More than $200 million in state funding has been allocated to help people from other states pay for travel, lodging and other needs, reimburse doctors for providing abortions to people unable to afford them, and help clinics hire and train more providers.
Most of that funding has yet to be dispersed. But as clinics in the state continue to be inundated with patients six months after the fall of Roe, Dipti Singh, the general counsel for Planned Parenthood of Pasadena and the San Gabriel Valley, said other new state laws are already having an impact. Among them: a swifter and easier process for out-of-state providers to become licensed in California provide new legal protections for medical workers who perform the procedure.
“We were afraid many providers would say they wouldn’t do abortions [on out-of-state patients] anymore because of the personal and professional risks. But we’re just not seeing that,” she said. “And patients are continuing to come all over because California is going above and beyond to ensure it’s a reproductive freedom state.”
State officials, including Newsom, aren’t just bracing for traveling patients — they’re actively courting them.

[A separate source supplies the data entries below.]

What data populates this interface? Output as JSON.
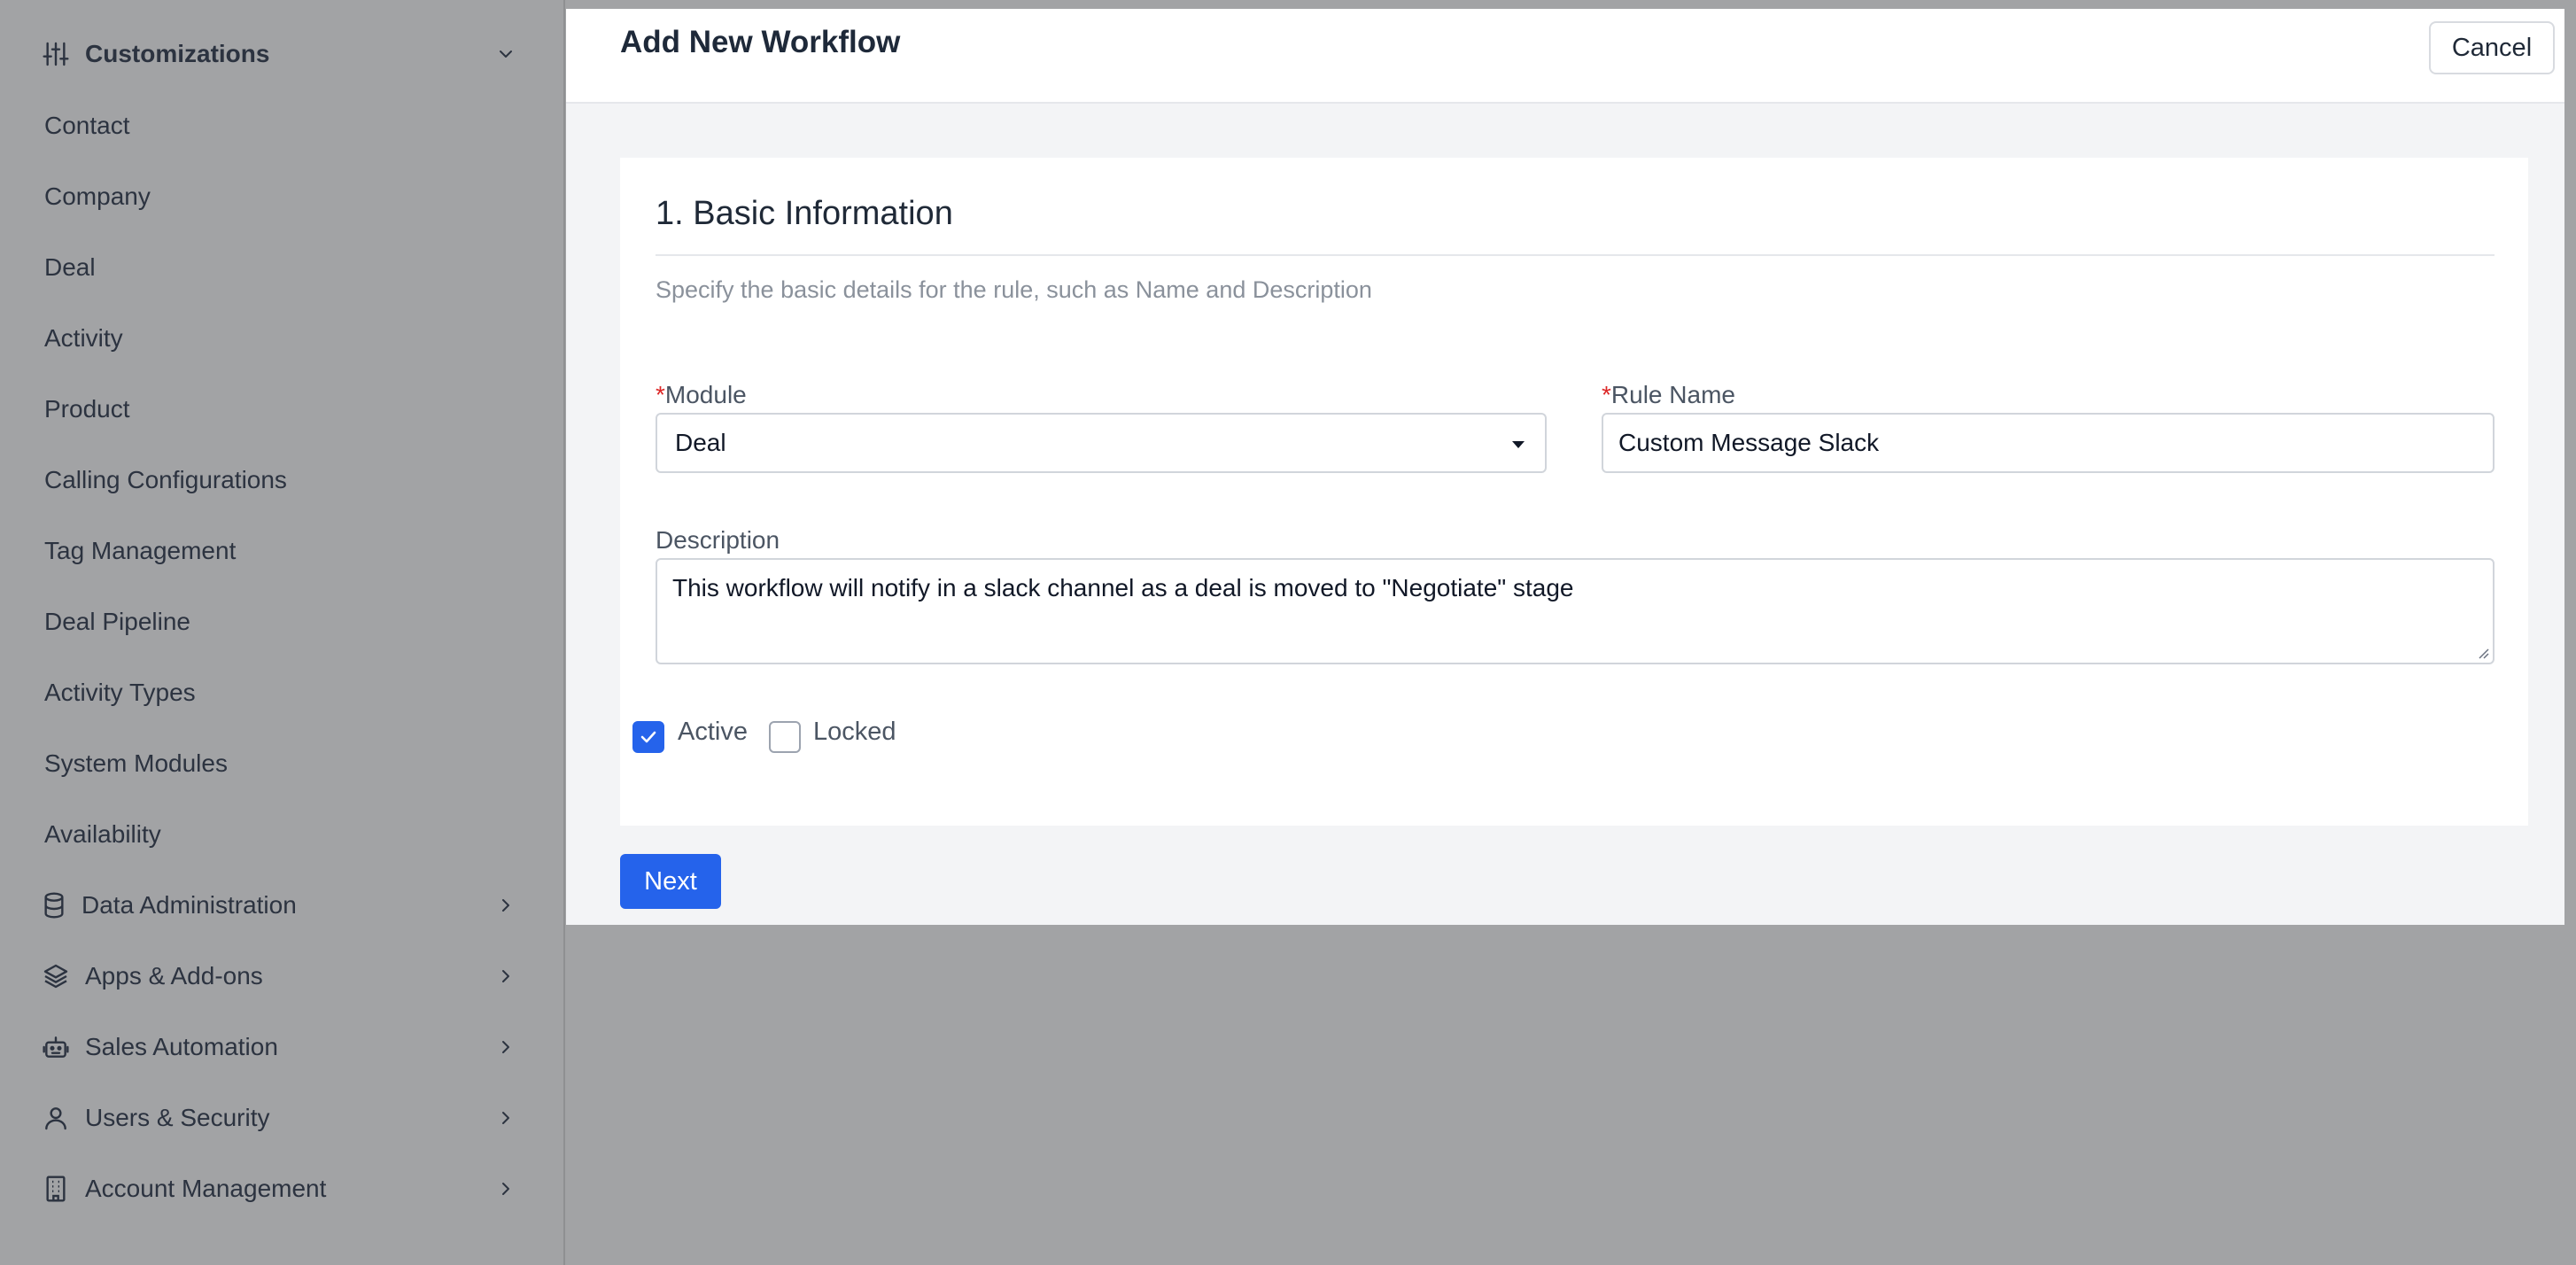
{
  "colors": {
    "overlay": "#a2a3a5",
    "accent": "#2563eb",
    "required": "#dc2626"
  },
  "sidebar": {
    "header": {
      "label": "Customizations",
      "icon": "sliders-icon",
      "expanded": true
    },
    "sub_items": [
      {
        "label": "Contact"
      },
      {
        "label": "Company"
      },
      {
        "label": "Deal"
      },
      {
        "label": "Activity"
      },
      {
        "label": "Product"
      },
      {
        "label": "Calling Configurations"
      },
      {
        "label": "Tag Management"
      },
      {
        "label": "Deal Pipeline"
      },
      {
        "label": "Activity Types"
      },
      {
        "label": "System Modules"
      },
      {
        "label": "Availability"
      }
    ],
    "sections": [
      {
        "label": "Data Administration",
        "icon": "database-icon"
      },
      {
        "label": "Apps & Add-ons",
        "icon": "layers-icon"
      },
      {
        "label": "Sales Automation",
        "icon": "robot-icon"
      },
      {
        "label": "Users & Security",
        "icon": "user-icon"
      },
      {
        "label": "Account Management",
        "icon": "building-icon"
      }
    ]
  },
  "modal": {
    "title": "Add New Workflow",
    "cancel_label": "Cancel",
    "next_label": "Next",
    "section": {
      "title": "1. Basic Information",
      "subtitle": "Specify the basic details for the rule, such as Name and Description"
    },
    "fields": {
      "module": {
        "required_mark": "*",
        "label": "Module",
        "value": "Deal"
      },
      "rule_name": {
        "required_mark": "*",
        "label": "Rule Name",
        "value": "Custom Message Slack"
      },
      "description": {
        "label": "Description",
        "value": "This workflow will notify in a slack channel as a deal is moved to \"Negotiate\" stage"
      }
    },
    "checkboxes": {
      "active": {
        "label": "Active",
        "checked": true
      },
      "locked": {
        "label": "Locked",
        "checked": false
      }
    }
  }
}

In addition to paying for billboards last year in South Dakota, Indiana, Michigan, Ohio, South Carolina, Oklahoma and Texas promoting the state as an “abortion sanctuary,” the Newsom administration launched an online tool to help people around the country find a California provider, make an appointment and learn about the state’s new legal protections and financial supports.
In the four months since the site launched, the governor’s office told POLITICO, there have been nearly 60,000 unique visitors and nearly 60 percent of them are from outside of California.
Abortion comes to campus
The abortion pill mandate now taking effect at the state’s roughly three-dozen public college and university campuses is aimed at reducing the strain on clinics serving the community and on making it easier for students to terminate a pregnancy. Before the pill distribution program launched, students at UCSB — the state’s third biggest UC campus — had to travel about 14 miles to the nearest Planned Parenthood clinic to obtain the drugs, with no good public transit option. Students at other campuses said they faced similar barriers.
“A lot of students don’t have cars,” said Courtney Leos, a student at Cal State University, Long Beach who lobbied for the policy. “And time was another issue. Classes can run all day from 8 a.m. well into the evening, when lots of clinics are already closed.”
Magaña and her colleagues are now getting the word out to students, asking the school’s coaches, clubs and RAs to share the news that people don’t have to leave campus to obtain the medication. And if students are uninsured or afraid to have the drug show up on their parents’ insurance, the school has allocated tens of thousands of dollars to help cover out-of-pocket expenses.
Magaña said neither she nor any of her colleagues who work in sexual health had prescribed the pills before. Last year, they and other student health center workers across the street received training from Essential Access Health — a nonprofit that supports clinics throughout the state and runs California’s Title X family planning program. Part of that training was a “values clarification” exercise designed to suss out any concerns, misconceptions or biases health workers might not be aware of as they prepared to provide abortions to students for the first time.
Wearing a white lab coat dotted with pins, one reading “mind your own uterus,” Magaña explained that, thanks to the training, none of her colleagues refused to take part in prescribing and distributing the pills.
“We told them: This is just part of the range of services that we provide now and you can leave your personal beliefs at home,” she said, adding that much of the training also focused on the data around the pills’ safety and efficacy. “We said: Really what you’re doing is giving students the safer option. And when we talk about it like that, most people say okay.”